(Beginning of Data excerpts)
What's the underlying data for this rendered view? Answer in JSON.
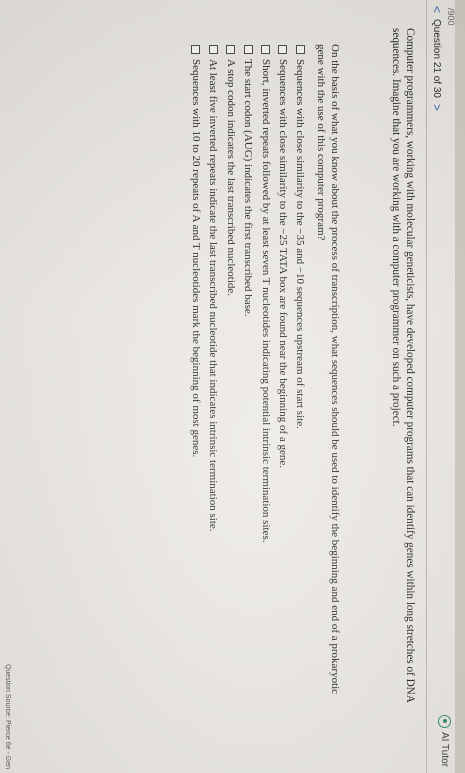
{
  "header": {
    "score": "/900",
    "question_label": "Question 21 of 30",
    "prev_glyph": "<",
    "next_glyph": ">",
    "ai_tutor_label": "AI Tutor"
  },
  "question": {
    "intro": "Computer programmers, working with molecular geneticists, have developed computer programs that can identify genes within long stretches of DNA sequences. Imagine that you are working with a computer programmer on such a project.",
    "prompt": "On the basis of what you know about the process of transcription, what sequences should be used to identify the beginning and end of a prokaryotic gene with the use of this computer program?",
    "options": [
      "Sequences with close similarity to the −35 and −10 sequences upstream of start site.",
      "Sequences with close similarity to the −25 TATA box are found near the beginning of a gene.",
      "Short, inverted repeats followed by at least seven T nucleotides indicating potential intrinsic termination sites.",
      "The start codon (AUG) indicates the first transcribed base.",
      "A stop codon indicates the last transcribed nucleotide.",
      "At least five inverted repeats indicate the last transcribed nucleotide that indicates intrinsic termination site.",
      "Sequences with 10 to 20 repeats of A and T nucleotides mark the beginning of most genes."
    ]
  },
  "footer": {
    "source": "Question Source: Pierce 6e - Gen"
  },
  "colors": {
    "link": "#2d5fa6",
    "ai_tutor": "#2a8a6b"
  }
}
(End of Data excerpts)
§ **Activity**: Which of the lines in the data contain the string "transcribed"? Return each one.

§ **Response**:
      "The start codon (AUG) indicates the first transcribed base.",
      "A stop codon indicates the last transcribed nucleotide.",
      "At least five inverted repeats indicate the last transcribed nucleotide that indicates intrinsic termination site.",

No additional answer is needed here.